Virtual CAT assessments
Thank you to everyone who attended our Thomson Rogers Webinar Series “Virtual CAT Assessments” held May 15, 2020 conducted by Thomson Rogers’ personal injury lawyers Leonard Kunka, Stacey Stevens and Matthew Sutton.
Questions & Answers
Q1: What level of detail should be recorded in clinic notes, especially in light of the fact most insurers are only approving 15 mins per session?
The level of detail in the clinic note can be determined on a case by case basis. It is anticipated that not all sessions will produce a significant amount of information that assist in documenting your client’s impairments. Having said that, it is important to keep in mind that your clinic notes help illustrate the client’s struggles. It should be considered best practice to incorporate descriptive summaries of challenging events that have occurred and struggles the client has had in reaching certain goals as well as the positive developments.
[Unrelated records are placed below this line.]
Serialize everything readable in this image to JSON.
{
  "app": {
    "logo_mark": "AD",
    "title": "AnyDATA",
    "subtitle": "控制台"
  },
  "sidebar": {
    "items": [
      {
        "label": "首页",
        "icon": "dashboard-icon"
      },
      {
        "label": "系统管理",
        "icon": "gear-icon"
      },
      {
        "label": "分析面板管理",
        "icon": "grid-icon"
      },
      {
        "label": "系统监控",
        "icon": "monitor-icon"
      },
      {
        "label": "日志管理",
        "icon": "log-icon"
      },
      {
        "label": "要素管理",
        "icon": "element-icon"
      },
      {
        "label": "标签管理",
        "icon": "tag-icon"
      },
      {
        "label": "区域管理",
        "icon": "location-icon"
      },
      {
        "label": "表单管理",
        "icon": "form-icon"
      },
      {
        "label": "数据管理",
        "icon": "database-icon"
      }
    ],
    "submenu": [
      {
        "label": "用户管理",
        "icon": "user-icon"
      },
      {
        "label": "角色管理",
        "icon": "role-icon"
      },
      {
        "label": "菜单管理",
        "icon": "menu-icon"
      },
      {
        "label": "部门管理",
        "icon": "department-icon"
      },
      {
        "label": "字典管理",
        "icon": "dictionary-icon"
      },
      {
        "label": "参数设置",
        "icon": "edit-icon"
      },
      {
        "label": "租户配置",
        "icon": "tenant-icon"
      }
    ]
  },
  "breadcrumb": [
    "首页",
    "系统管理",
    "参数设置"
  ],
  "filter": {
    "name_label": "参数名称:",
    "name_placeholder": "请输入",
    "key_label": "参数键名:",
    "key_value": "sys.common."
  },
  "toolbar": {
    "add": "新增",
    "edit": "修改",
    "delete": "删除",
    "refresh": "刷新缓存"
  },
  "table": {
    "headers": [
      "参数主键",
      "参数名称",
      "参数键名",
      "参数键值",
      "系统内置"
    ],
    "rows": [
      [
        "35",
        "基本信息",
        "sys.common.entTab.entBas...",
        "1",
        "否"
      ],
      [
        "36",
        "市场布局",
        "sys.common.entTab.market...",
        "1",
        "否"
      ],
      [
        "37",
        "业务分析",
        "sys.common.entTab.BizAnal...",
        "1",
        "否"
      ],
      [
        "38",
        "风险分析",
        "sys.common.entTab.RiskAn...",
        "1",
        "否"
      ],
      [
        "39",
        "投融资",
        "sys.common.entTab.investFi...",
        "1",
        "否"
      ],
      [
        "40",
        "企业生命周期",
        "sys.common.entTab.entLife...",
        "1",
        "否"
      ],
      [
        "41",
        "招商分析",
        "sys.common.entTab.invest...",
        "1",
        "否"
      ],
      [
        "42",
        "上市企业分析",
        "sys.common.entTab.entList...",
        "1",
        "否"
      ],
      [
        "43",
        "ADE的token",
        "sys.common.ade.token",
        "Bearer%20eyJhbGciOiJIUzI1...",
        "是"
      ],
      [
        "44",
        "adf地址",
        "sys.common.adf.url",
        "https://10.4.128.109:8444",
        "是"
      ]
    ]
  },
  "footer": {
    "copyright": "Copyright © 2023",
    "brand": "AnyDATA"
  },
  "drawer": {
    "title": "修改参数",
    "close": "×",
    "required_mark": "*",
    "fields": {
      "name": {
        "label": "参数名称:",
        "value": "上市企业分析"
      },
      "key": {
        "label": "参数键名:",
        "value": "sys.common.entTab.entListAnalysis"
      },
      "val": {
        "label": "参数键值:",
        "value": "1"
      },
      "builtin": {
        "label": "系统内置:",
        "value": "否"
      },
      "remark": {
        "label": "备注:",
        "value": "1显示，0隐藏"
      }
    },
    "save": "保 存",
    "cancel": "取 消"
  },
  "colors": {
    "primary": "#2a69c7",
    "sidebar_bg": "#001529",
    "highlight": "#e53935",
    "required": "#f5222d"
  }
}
Where a client is exhibiting increased difficulties coping due to the current COVID-19 restrictions, it is important to document those increased difficulties because they may lead to additional therapy the client will require. In addition, because we are likely to be in this state of affairs for some period of time, it is likely that there will be increased deterioration in many client’s conditions over time. As discussed during the webinar, increased difficulty in coping due to the current pandemic is not really different from difficulty in coping with any other of life’s stressors. While this stress may be unique, in that we have not encountered it before, it should not be viewed differently than any other activity in life which an injured person has difficulty coping with. Life throws us all kinds of different stressful situations, and if an injured party is having difficulty coping with stressors due to their injury, how is this stress any different than life’s other stressors?
If you find your clinic note is becoming too time consuming, you may want to consider contacting the lawyer on the file to determine if it is appropriate to incorporate that into an interim progress report.
Q2: Since COVID some insurers are continuing with CAT assessments while others have cancelled them. By this time, clients have exhausted, or are near exhausting, their medical rehabilitation benefits and are left without treatment. What can be done to assist these clients?
In cases where it is likely the client will be deemed CAT it would be worthwhile for the lawyer to speak to the adjuster to negotiate the approval of an additional treatment plan in order to prevent the client from deteriorating. Alternatively, the lawyer could approach the lawyers on the tort side of the claim to see if they would be amenable to making an advance payment to cover the costs of the treatment plans.
Q3: I have a client that was discharged from the hospital right when the pandemic started and as a result she has not had opportunities to mobilize in the community (due to both her physical challenges and concerns regarding the pandemic). How would you advise an OT to comment on their independence outside the home on the GOSE, under the current circumstances?
In those circumstances it would be difficult to comment on independence outside of the home. Keep in mind the client’s physical challenges will have no bearing on the GOS-E assessment. From a TBI point of view, you may want to consider whether the TBI impairments are increasing the client’s concerns regarding the pandemic or preventing that person from making a rational decision as to whether it is safe to go into the community wearing PPE. If that is the case, then that may support a conclusion that the client’s inability to make a rational decision leaves him/her incapable of accessing the community independently.
Q4: I have been asked by Adjuster to withdraw my OCF18’s for a neuopsychological assessment due to COVID and to resubmit only after in persona assessment can be conducted. Should I do this?
The first step would be to reach out to the adjuster and discuss the protocols you have in place to ensure that the test results will be valid. It may be a case of the adjuster needing to be educated on this point. As we know the College has issued a directive that prohibits in person assessments and in response, many neuropsychologists have moved to using a virtual platform where possible. If the adjuster still refuses to approve the OCF-18 then you can refuse to withdraw it and insist on a denial based on the criteria set out in the SABS It will be up to you to decide, in conjunction with the lawyer on the file, whether you should do the assessment on a protected account basis.
Q5: How safe is it to go into people’s homes or take clients into the community when the government still has restrictions in place?
It will be up to the therapist has to assess each individual situation and make a judgment call. If you are hesitant to provide in-home service because you are concerned the client may not have taken appropriate protective measures in their own home, ask the client what they have done to keep their home safe, and if you are not comfortable with that, then do your sessions by zoom or other platform. It is not just about protecting the client, it is about protecting yourself as well. Similarly in terms of community engagement, therapists should not be taking clients out into the community where it will be difficult to maintain social distancing. (ie. do not go for the walk on the boardwalk in the beaches where it will be crowded and instead find a secluded area or park to go for a walk). If going out into public, ensure the client is wearing a mask, and that social distancing is maintained. It will be important to eventually get clients to engage in activities in the community with protective measures in place, because this is likely going to be the norm for at least some period of time ( and perhaps for a long time) and therefore it is going to be important to see if injured parties can cope with this “new normal” of social interaction.